Given records:
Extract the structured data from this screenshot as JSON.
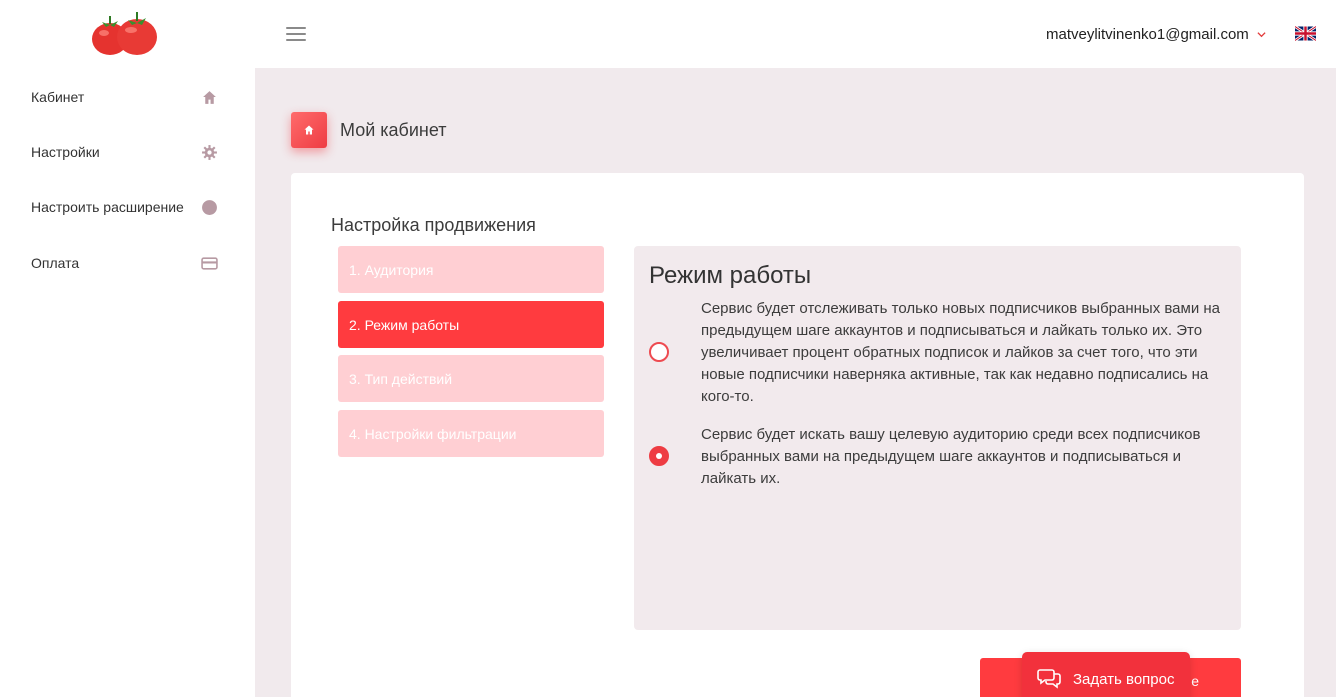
{
  "header": {
    "user_email": "matveylitvinenko1@gmail.com",
    "icons": {
      "logo": "tomatoes-logo",
      "menu": "hamburger-icon",
      "dropdown": "chevron-down-icon",
      "language": "uk-flag-icon"
    }
  },
  "sidebar": {
    "items": [
      {
        "label": "Кабинет",
        "icon": "home-icon"
      },
      {
        "label": "Настройки",
        "icon": "gear-icon"
      },
      {
        "label": "Настроить расширение",
        "icon": "circle-icon"
      },
      {
        "label": "Оплата",
        "icon": "credit-card-icon"
      }
    ]
  },
  "breadcrumb": {
    "title": "Мой кабинет",
    "icon": "home-icon"
  },
  "main": {
    "section_title": "Настройка продвижения",
    "steps": [
      {
        "label": "1. Аудитория",
        "state": "inactive"
      },
      {
        "label": "2. Режим работы",
        "state": "active"
      },
      {
        "label": "3. Тип действий",
        "state": "inactive"
      },
      {
        "label": "4. Настройки фильтрации",
        "state": "inactive"
      }
    ],
    "panel": {
      "title": "Режим работы",
      "options": [
        {
          "text": "Сервис будет отслеживать только новых подписчиков выбранных вами на предыдущем шаге аккаунтов и подписываться и лайкать только их. Это увеличивает процент обратных подписок и лайков за счет того, что эти новые подписчики наверняка активные, так как недавно подписались на кого-то.",
          "selected": false
        },
        {
          "text": "Сервис будет искать вашу целевую аудиторию среди всех подписчиков выбранных вами на предыдущем шаге аккаунтов и подписываться и лайкать их.",
          "selected": true
        }
      ]
    },
    "next_button_label": "е"
  },
  "chat": {
    "label": "Задать вопрос",
    "icon": "chat-bubbles-icon"
  },
  "colors": {
    "accent": "#ff3b3f",
    "accent_light": "#ffcfd3",
    "panel_bg": "#f2eaed",
    "page_bg": "#f1eaed"
  }
}
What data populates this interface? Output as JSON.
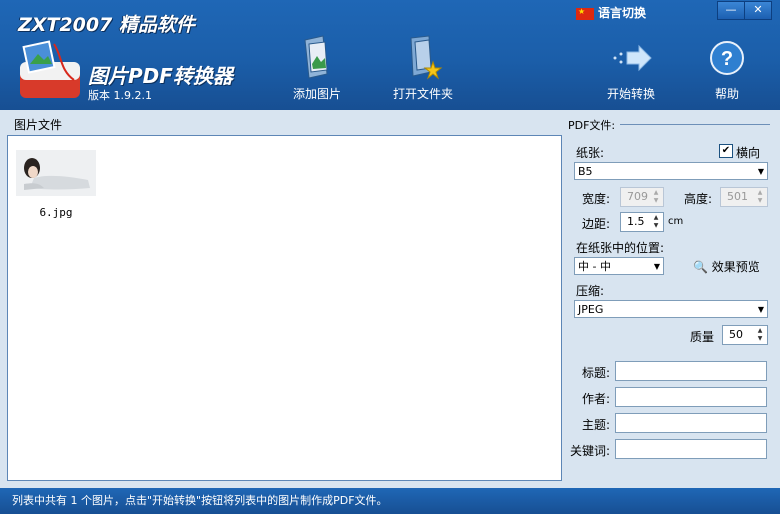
{
  "header": {
    "brand": "ZXT2007 精品软件",
    "product": "图片PDF转换器",
    "version": "版本 1.9.2.1",
    "language_label": "语言切换",
    "toolbar": {
      "add_images": "添加图片",
      "open_folder": "打开文件夹",
      "start_convert": "开始转换",
      "help": "帮助"
    },
    "window_buttons": {
      "minimize": "—",
      "close": "✕"
    }
  },
  "left_panel": {
    "title": "图片文件",
    "files": [
      {
        "name": "6.jpg"
      }
    ]
  },
  "right_panel": {
    "title": "PDF文件:",
    "paper_label": "纸张:",
    "landscape_label": "横向",
    "landscape_checked": true,
    "paper_value": "B5",
    "width_label": "宽度:",
    "width_value": "709",
    "height_label": "高度:",
    "height_value": "501",
    "margin_label": "边距:",
    "margin_value": "1.5",
    "margin_unit": "cm",
    "position_label": "在纸张中的位置:",
    "position_value": "中 - 中",
    "preview_label": "效果预览",
    "compress_label": "压缩:",
    "compress_value": "JPEG",
    "quality_label": "质量",
    "quality_value": "50",
    "meta_title_label": "标题:",
    "meta_author_label": "作者:",
    "meta_subject_label": "主题:",
    "meta_keywords_label": "关键词:"
  },
  "status": "列表中共有 1 个图片，点击\"开始转换\"按钮将列表中的图片制作成PDF文件。",
  "colors": {
    "header_blue": "#1b5ea9",
    "panel_bg": "#d8e4f0",
    "border_blue": "#5d86b6"
  }
}
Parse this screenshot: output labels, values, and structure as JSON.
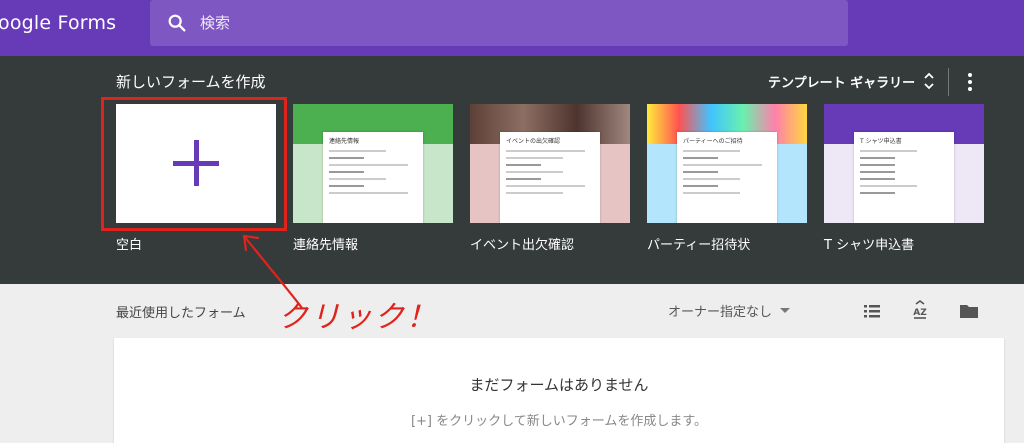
{
  "app": {
    "title": "oogle Forms"
  },
  "search": {
    "placeholder": "検索",
    "value": ""
  },
  "gallery": {
    "title": "新しいフォームを作成",
    "toggle_label": "テンプレート ギャラリー",
    "templates": [
      {
        "label": "空白",
        "thumb_title": "",
        "colors": [
          "#ffffff",
          "#ffffff"
        ]
      },
      {
        "label": "連絡先情報",
        "thumb_title": "連絡先情報",
        "colors": [
          "#4caf50",
          "#c8e6c9"
        ]
      },
      {
        "label": "イベント出欠確認",
        "thumb_title": "イベントの出欠確認",
        "colors": [
          "#5d4037",
          "#e6c4c4"
        ]
      },
      {
        "label": "パーティー招待状",
        "thumb_title": "パーティーへのご招待",
        "colors": [
          "#ff8a65",
          "#b3e5fc"
        ]
      },
      {
        "label": "T シャツ申込書",
        "thumb_title": "T シャツ申込書",
        "colors": [
          "#673ab7",
          "#ede7f6"
        ]
      }
    ]
  },
  "recent": {
    "title": "最近使用したフォーム",
    "owner_filter": "オーナー指定なし",
    "empty_title": "まだフォームはありません",
    "empty_subtitle": "[+] をクリックして新しいフォームを作成します。"
  },
  "annotation": {
    "text": "クリック！",
    "color": "#e0231c"
  },
  "colors": {
    "brand": "#673ab7",
    "gallery_bg": "#353b3a",
    "page_bg": "#eeeeee"
  },
  "icons": [
    "search-icon",
    "unfold-icon",
    "more-vert-icon",
    "list-view-icon",
    "sort-az-icon",
    "folder-icon",
    "plus-icon"
  ]
}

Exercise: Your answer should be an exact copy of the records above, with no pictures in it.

Answer to this problem:
Extract the structured data from this screenshot as JSON.
{
  "header": {
    "user_email": "matveylitvinenko1@gmail.com",
    "icons": {
      "logo": "tomatoes-logo",
      "menu": "hamburger-icon",
      "dropdown": "chevron-down-icon",
      "language": "uk-flag-icon"
    }
  },
  "sidebar": {
    "items": [
      {
        "label": "Кабинет",
        "icon": "home-icon"
      },
      {
        "label": "Настройки",
        "icon": "gear-icon"
      },
      {
        "label": "Настроить расширение",
        "icon": "circle-icon"
      },
      {
        "label": "Оплата",
        "icon": "credit-card-icon"
      }
    ]
  },
  "breadcrumb": {
    "title": "Мой кабинет",
    "icon": "home-icon"
  },
  "main": {
    "section_title": "Настройка продвижения",
    "steps": [
      {
        "label": "1. Аудитория",
        "state": "inactive"
      },
      {
        "label": "2. Режим работы",
        "state": "active"
      },
      {
        "label": "3. Тип действий",
        "state": "inactive"
      },
      {
        "label": "4. Настройки фильтрации",
        "state": "inactive"
      }
    ],
    "panel": {
      "title": "Режим работы",
      "options": [
        {
          "text": "Сервис будет отслеживать только новых подписчиков выбранных вами на предыдущем шаге аккаунтов и подписываться и лайкать только их. Это увеличивает процент обратных подписок и лайков за счет того, что эти новые подписчики наверняка активные, так как недавно подписались на кого-то.",
          "selected": false
        },
        {
          "text": "Сервис будет искать вашу целевую аудиторию среди всех подписчиков выбранных вами на предыдущем шаге аккаунтов и подписываться и лайкать их.",
          "selected": true
        }
      ]
    },
    "next_button_label": "е"
  },
  "chat": {
    "label": "Задать вопрос",
    "icon": "chat-bubbles-icon"
  },
  "colors": {
    "accent": "#ff3b3f",
    "accent_light": "#ffcfd3",
    "panel_bg": "#f2eaed",
    "page_bg": "#f1eaed"
  }
}
What data populates this interface? Output as JSON.
{
  "header": {
    "brand": "ZXT2007 精品软件",
    "product": "图片PDF转换器",
    "version": "版本 1.9.2.1",
    "language_label": "语言切换",
    "toolbar": {
      "add_images": "添加图片",
      "open_folder": "打开文件夹",
      "start_convert": "开始转换",
      "help": "帮助"
    },
    "window_buttons": {
      "minimize": "—",
      "close": "✕"
    }
  },
  "left_panel": {
    "title": "图片文件",
    "files": [
      {
        "name": "6.jpg"
      }
    ]
  },
  "right_panel": {
    "title": "PDF文件:",
    "paper_label": "纸张:",
    "landscape_label": "横向",
    "landscape_checked": true,
    "paper_value": "B5",
    "width_label": "宽度:",
    "width_value": "709",
    "height_label": "高度:",
    "height_value": "501",
    "margin_label": "边距:",
    "margin_value": "1.5",
    "margin_unit": "cm",
    "position_label": "在纸张中的位置:",
    "position_value": "中 - 中",
    "preview_label": "效果预览",
    "compress_label": "压缩:",
    "compress_value": "JPEG",
    "quality_label": "质量",
    "quality_value": "50",
    "meta_title_label": "标题:",
    "meta_author_label": "作者:",
    "meta_subject_label": "主题:",
    "meta_keywords_label": "关键词:"
  },
  "status": "列表中共有 1 个图片，点击\"开始转换\"按钮将列表中的图片制作成PDF文件。",
  "colors": {
    "header_blue": "#1b5ea9",
    "panel_bg": "#d8e4f0",
    "border_blue": "#5d86b6"
  }
}
Parse this screenshot: output labels, values, and structure as JSON.
{
  "app": {
    "title": "oogle Forms"
  },
  "search": {
    "placeholder": "検索",
    "value": ""
  },
  "gallery": {
    "title": "新しいフォームを作成",
    "toggle_label": "テンプレート ギャラリー",
    "templates": [
      {
        "label": "空白",
        "thumb_title": "",
        "colors": [
          "#ffffff",
          "#ffffff"
        ]
      },
      {
        "label": "連絡先情報",
        "thumb_title": "連絡先情報",
        "colors": [
          "#4caf50",
          "#c8e6c9"
        ]
      },
      {
        "label": "イベント出欠確認",
        "thumb_title": "イベントの出欠確認",
        "colors": [
          "#5d4037",
          "#e6c4c4"
        ]
      },
      {
        "label": "パーティー招待状",
        "thumb_title": "パーティーへのご招待",
        "colors": [
          "#ff8a65",
          "#b3e5fc"
        ]
      },
      {
        "label": "T シャツ申込書",
        "thumb_title": "T シャツ申込書",
        "colors": [
          "#673ab7",
          "#ede7f6"
        ]
      }
    ]
  },
  "recent": {
    "title": "最近使用したフォーム",
    "owner_filter": "オーナー指定なし",
    "empty_title": "まだフォームはありません",
    "empty_subtitle": "[+] をクリックして新しいフォームを作成します。"
  },
  "annotation": {
    "text": "クリック！",
    "color": "#e0231c"
  },
  "colors": {
    "brand": "#673ab7",
    "gallery_bg": "#353b3a",
    "page_bg": "#eeeeee"
  },
  "icons": [
    "search-icon",
    "unfold-icon",
    "more-vert-icon",
    "list-view-icon",
    "sort-az-icon",
    "folder-icon",
    "plus-icon"
  ]
}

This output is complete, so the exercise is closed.